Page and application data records
= = =
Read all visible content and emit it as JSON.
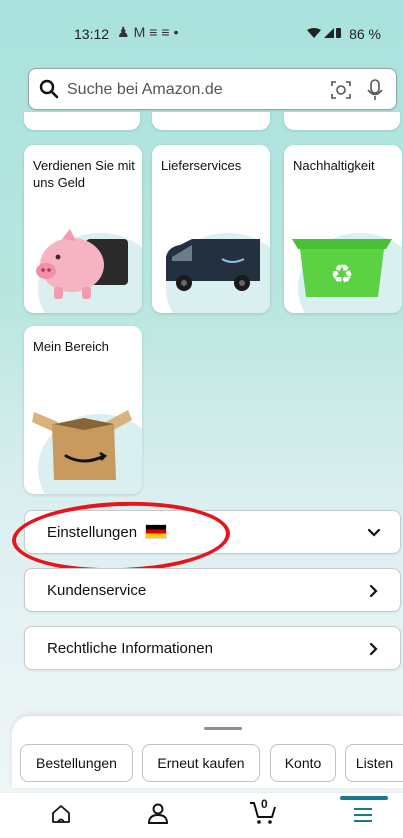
{
  "status_bar": {
    "time": "13:12",
    "notification_icons": [
      "person-icon",
      "mail-icon",
      "translate-icon",
      "translate-icon",
      "dot-icon"
    ],
    "battery": "86 %"
  },
  "search": {
    "placeholder": "Suche bei Amazon.de"
  },
  "cards": [
    {
      "label": "Verdienen Sie mit uns Geld",
      "image": "piggy-bank-icon"
    },
    {
      "label": "Lieferservices",
      "image": "delivery-van-icon"
    },
    {
      "label": "Nachhaltigkeit",
      "image": "recycle-bin-icon"
    },
    {
      "label": "Mein Bereich",
      "image": "amazon-box-icon"
    }
  ],
  "rows": [
    {
      "label": "Einstellungen",
      "flag": "de-flag-icon",
      "chevron": "chevron-down-icon"
    },
    {
      "label": "Kundenservice",
      "chevron": "chevron-right-icon"
    },
    {
      "label": "Rechtliche Informationen",
      "chevron": "chevron-right-icon"
    }
  ],
  "quick_chips": [
    "Bestellungen",
    "Erneut kaufen",
    "Konto",
    "Listen"
  ],
  "bottom_nav": {
    "items": [
      "home-icon",
      "profile-icon",
      "cart-icon",
      "menu-icon"
    ],
    "cart_count": "0",
    "active": "menu-icon"
  },
  "colors": {
    "accent": "#1a7a8c",
    "highlight": "#e8141b"
  }
}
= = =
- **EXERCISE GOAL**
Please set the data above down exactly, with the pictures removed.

- **EXERCISE RESPONSE**
Read all visible content and emit it as JSON.
{
  "status_bar": {
    "time": "13:12",
    "notification_icons": [
      "person-icon",
      "mail-icon",
      "translate-icon",
      "translate-icon",
      "dot-icon"
    ],
    "battery": "86 %"
  },
  "search": {
    "placeholder": "Suche bei Amazon.de"
  },
  "cards": [
    {
      "label": "Verdienen Sie mit uns Geld",
      "image": "piggy-bank-icon"
    },
    {
      "label": "Lieferservices",
      "image": "delivery-van-icon"
    },
    {
      "label": "Nachhaltigkeit",
      "image": "recycle-bin-icon"
    },
    {
      "label": "Mein Bereich",
      "image": "amazon-box-icon"
    }
  ],
  "rows": [
    {
      "label": "Einstellungen",
      "flag": "de-flag-icon",
      "chevron": "chevron-down-icon"
    },
    {
      "label": "Kundenservice",
      "chevron": "chevron-right-icon"
    },
    {
      "label": "Rechtliche Informationen",
      "chevron": "chevron-right-icon"
    }
  ],
  "quick_chips": [
    "Bestellungen",
    "Erneut kaufen",
    "Konto",
    "Listen"
  ],
  "bottom_nav": {
    "items": [
      "home-icon",
      "profile-icon",
      "cart-icon",
      "menu-icon"
    ],
    "cart_count": "0",
    "active": "menu-icon"
  },
  "colors": {
    "accent": "#1a7a8c",
    "highlight": "#e8141b"
  }
}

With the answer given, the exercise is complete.